* _Work item_
Copy every line in the listing that contains "configuration".
______
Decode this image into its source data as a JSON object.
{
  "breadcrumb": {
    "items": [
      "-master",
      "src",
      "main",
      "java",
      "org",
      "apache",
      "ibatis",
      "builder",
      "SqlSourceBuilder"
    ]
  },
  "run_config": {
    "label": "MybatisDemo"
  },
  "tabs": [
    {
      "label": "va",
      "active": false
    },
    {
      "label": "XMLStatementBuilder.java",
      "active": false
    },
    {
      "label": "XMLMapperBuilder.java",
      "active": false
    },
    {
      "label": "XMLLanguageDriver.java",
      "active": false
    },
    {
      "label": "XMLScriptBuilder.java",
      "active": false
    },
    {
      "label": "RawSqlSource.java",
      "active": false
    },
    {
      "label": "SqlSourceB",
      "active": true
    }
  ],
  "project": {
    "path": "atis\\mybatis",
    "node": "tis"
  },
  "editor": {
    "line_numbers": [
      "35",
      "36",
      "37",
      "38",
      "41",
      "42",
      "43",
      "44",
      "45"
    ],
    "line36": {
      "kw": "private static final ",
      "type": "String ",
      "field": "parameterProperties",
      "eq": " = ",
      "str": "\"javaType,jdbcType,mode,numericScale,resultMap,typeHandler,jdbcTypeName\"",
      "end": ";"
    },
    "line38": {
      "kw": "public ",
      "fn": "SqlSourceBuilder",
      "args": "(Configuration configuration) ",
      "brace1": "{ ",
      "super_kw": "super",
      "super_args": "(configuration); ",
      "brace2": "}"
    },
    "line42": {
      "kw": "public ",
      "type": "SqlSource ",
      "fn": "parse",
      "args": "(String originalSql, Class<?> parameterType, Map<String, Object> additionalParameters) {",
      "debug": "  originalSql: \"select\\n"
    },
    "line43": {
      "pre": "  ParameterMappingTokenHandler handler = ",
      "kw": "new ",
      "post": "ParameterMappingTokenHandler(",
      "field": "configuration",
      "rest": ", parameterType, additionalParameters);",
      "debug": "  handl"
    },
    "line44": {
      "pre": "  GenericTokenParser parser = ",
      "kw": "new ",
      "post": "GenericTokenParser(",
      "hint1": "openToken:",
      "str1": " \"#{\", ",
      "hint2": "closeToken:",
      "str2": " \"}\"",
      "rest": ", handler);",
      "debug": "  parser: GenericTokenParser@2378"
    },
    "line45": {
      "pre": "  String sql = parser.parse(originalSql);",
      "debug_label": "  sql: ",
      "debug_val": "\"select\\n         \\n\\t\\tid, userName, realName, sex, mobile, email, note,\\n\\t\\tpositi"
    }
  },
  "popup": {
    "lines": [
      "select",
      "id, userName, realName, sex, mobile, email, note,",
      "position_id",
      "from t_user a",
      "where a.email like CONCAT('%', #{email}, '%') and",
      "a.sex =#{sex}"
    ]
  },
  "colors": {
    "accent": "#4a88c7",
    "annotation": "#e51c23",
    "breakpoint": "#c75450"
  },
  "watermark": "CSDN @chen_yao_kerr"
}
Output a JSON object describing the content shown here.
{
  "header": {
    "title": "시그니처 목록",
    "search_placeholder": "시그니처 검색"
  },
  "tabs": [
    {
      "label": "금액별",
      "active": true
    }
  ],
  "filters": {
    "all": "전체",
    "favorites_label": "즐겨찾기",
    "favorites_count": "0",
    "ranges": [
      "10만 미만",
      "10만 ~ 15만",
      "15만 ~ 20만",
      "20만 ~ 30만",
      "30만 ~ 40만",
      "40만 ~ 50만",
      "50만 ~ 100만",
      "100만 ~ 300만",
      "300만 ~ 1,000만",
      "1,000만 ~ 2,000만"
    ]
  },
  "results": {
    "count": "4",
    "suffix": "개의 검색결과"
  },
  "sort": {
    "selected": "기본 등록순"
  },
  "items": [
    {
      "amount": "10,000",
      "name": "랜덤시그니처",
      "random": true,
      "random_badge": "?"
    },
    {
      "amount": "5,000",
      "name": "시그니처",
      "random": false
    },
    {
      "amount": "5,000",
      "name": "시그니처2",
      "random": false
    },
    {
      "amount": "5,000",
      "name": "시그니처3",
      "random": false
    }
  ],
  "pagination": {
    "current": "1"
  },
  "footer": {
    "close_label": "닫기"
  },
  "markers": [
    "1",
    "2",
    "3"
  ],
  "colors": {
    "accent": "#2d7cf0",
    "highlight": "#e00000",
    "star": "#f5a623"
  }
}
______
* _Exercise output_
      "args": "(Configuration configuration) ",
      "super_args": "(configuration); ",
      "field": "configuration",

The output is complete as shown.